Treasures of the Burgess Shale



Camp site showing American, Dominion (Canadian) & USGS flags - Click for larger image [89-6346; RU95, Box 69]
Camp site showing American, Dominion (Canadian) & USGS flags
[RU95 b69/89-6346_0b]

The Burgess Shale preserved fossils of soft-bodied animals (which are rarely fossilized) from the Cambrian Period, 500 million years ago. At the time, very little was known about this period, but with Walcott’s discovery, the Burgess Shale came to be recognized as one of the most important geologic findings of the 20th century.

An excerpt from an article in the Mountaineering Section of the Canadian Alpine Journal details an expedition made to Robson Peak in 1911: “Subsequent co-operation and financial assistance by the British Columbia, Alberta and Dominion Governments made it possible to enlarge the scope of the expedition, and an investigation of the fauna, flora and geology was added…the matter was submitted to Dr Charles Walcott, Secretary of the Smithsonian Institute of Washington, who collaborated most heartily and sent a party of four to join and work with the Alpine Club...Dr Walcott is well known in Canada. He has for years visited the Canadian Rockies and has devoted much time each summer to the study of the Cambrian rocks and of the fossils they contain.”

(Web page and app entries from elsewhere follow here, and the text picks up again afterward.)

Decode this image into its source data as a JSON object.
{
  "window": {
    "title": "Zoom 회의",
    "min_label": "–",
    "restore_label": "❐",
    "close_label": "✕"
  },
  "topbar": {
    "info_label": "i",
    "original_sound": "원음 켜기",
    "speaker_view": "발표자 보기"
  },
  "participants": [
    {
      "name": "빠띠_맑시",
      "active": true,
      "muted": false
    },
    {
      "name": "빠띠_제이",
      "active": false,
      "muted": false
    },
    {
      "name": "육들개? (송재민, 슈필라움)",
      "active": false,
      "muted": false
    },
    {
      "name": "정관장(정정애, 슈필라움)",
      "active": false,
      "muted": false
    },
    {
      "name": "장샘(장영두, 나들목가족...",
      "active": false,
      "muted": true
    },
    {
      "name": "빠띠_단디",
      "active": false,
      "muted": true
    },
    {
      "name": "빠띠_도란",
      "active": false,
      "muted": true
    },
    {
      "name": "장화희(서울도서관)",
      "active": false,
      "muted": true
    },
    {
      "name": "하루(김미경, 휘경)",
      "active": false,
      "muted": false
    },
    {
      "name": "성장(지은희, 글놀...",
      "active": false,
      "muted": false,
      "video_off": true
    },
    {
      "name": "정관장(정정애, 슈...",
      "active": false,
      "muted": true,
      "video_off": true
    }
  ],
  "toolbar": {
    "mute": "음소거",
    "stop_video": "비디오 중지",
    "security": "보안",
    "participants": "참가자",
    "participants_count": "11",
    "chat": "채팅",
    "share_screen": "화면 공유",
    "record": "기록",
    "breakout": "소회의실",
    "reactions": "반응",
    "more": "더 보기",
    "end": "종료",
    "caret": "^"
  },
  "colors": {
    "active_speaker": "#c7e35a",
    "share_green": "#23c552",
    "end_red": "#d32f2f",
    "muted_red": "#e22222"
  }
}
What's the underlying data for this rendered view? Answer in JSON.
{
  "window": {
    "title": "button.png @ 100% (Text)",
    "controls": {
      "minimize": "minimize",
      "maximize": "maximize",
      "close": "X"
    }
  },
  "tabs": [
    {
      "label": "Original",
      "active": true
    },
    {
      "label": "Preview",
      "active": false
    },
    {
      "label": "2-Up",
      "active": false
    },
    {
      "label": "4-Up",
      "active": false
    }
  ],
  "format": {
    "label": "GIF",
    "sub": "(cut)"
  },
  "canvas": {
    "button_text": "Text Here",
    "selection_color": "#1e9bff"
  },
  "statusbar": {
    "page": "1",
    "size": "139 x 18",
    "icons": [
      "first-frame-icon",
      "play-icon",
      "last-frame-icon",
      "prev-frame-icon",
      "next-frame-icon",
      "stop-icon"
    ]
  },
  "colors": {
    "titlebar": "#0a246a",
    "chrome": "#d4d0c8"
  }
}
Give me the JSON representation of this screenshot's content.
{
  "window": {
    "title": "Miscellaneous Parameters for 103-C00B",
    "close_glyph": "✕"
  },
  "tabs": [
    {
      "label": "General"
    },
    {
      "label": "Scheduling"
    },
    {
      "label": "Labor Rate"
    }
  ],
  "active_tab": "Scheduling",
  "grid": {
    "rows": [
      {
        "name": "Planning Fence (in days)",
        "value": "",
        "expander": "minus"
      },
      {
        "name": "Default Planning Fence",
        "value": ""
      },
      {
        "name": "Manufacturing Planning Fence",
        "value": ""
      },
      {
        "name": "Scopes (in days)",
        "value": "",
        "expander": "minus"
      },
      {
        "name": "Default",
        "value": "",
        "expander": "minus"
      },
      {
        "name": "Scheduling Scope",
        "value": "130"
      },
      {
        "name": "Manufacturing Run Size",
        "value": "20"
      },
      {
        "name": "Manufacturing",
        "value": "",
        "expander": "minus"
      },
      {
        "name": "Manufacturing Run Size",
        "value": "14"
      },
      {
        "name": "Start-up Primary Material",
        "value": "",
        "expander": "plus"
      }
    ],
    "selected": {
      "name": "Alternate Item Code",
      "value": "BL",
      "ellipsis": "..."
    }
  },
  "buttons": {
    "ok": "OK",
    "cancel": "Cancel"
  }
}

-Adapted from “The Alpine Club of Canada’s Expedition to Jasper Park, Yellowhead Pass and Mount Robson Region, 1911” by Arthur O. Wheeler, Canadian Alpine Journal, 1912, Vol. IV.

From 1909 to 1925, Walcott collected 65,000 fossil specimens from the Burgess Shale. In a paper Walcott wrote on the Robson Peak District, he describes one of his fossil findings high up on Robson Peak:

“A new fossil find was made by chance. Mr. Harry Blagden and I were sitting on a huge block of rock at the lower end of Mural Glacier, munching our cold luncheon, when I happened to notice a block of black, shaly rock lying on the ice. Wishing to warm up, for the mist drifting over the ice was cold and wet, I crossed to the block and split it open. On the parting there were several entire trilobites belonging to new species of a new subfauna of the Lower Cambrian fauna. There were also some fine marine shells of a kind that occurs in the Lower Cambrian rocks west of St. Petersburg, Russia. We found the bed from which this block had come by carefully tracing fragments of the shale scattered on the upward-sloping surface of the ice to a cliff two miles away.”

The fossils that Walcott discovered and collected in the Canadian Rockies form one of the treasures of the Smithsonian Institution, and it is interesting to note his reasons for focusing his research activities in this area.

“Friends have asked how I happened to take up geologic work in the Canadian Rockies. The reason is a very simple one. As a boy of seventeen I planned to study those older fossiliferous rocks of the North American Continent, those the great English geologist Adam Segwick had called the Cambrian system on account of his first finding them in the Cambria district of Wales. This study has led me to many wild and beautiful regions where nature has glorified these old sea beds by thrusting them up into mountain masses with forests below and crowning them with perpetual snow and ice. It was to learn…the geology and the record of life at the Cambrian time that led and forced me summer after summer to traverse and live in those grand and beautiful Rockies.”

-Adapted from “The Robson Peak District of British Columbia and Alberta” by Charles D. Walcott, (undated paper), Smithsonian Institution Archives, Record Unit 7004, Box 23, Folder 9.

Charles Walcott near huge boulder at Robson Camp, (undated) - Click for larger image [2004-25856; RU 7004, Box 44, Folder 10]
Charles Walcott near huge boulder at Robson Camp, (undated)


Olenoides serratus - Click to view larger image
Olenoides serratus

Ottoia Prolifica

View looking across Lake O’Hara toward Mt. Lefroy, 1910
View looking across Lake O’Hara toward Mt. Lefroy, 1910
[RU7004, negative# 000865_1